Principal topics include:
- The evolution and theory of the national and international copyright system
- The material protected by copyright
- The duration of protection
- The rights granted by copyright
- Infringement of copyright, including defences and available remedies
- Ownership, licensing and assignment of copyright
- Moral rights and their infringement
- Copyright law in international perspective.
Intended learning outcomes
A student who has successfully completed this subject will:
- Have an advanced and integrated understanding of Australian copyright system, its economic and social rationales and its international context
- Be able to critically examine, analyse, interpret and assess copyright doctrine and principles
- Be an engaged participant in debates regarding the legal protection of creative endeavour
- Have a sophisticated appreciation of Australian copyright law and its context
- Generate critical and creative ideas relating to copyright law
- Articulate and convey complex information on copyright law and policy to relevant specialist and non-specialist audiences

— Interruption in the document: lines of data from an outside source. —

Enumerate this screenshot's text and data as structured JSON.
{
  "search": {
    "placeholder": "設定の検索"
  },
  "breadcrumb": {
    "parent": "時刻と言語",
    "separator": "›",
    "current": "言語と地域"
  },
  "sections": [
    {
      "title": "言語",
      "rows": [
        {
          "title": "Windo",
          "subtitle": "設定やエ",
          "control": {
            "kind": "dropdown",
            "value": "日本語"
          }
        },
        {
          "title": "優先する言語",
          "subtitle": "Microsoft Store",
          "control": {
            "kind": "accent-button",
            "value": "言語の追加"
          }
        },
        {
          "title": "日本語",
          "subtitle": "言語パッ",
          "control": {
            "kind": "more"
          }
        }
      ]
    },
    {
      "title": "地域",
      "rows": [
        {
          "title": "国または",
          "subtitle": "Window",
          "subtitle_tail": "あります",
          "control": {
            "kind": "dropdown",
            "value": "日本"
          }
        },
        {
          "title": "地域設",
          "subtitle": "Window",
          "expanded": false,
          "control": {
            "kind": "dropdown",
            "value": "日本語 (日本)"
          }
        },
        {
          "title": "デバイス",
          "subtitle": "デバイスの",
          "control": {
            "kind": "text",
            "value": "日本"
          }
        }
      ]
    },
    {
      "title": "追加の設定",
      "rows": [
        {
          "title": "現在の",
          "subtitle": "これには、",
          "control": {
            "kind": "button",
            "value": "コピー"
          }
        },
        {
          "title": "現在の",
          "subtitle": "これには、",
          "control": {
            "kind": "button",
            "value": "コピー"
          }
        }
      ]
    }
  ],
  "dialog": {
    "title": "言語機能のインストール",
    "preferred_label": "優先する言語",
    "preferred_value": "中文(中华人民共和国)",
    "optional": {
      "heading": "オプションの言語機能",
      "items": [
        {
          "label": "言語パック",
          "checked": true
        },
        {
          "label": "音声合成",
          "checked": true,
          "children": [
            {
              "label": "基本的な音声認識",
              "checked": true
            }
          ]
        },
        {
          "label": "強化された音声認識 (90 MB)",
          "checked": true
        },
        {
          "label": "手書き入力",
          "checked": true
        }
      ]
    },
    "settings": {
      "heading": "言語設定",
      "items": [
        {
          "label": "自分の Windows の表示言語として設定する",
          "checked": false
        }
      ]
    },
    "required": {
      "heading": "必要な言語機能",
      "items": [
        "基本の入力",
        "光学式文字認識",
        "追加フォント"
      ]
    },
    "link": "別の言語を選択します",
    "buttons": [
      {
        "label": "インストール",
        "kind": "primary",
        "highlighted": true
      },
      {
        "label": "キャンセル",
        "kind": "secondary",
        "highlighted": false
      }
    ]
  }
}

- Be able demonstrate autonomy, expert judgment and responsibility as a practitioner and learner in the field of copyright law.
Last updated: 6 December 2019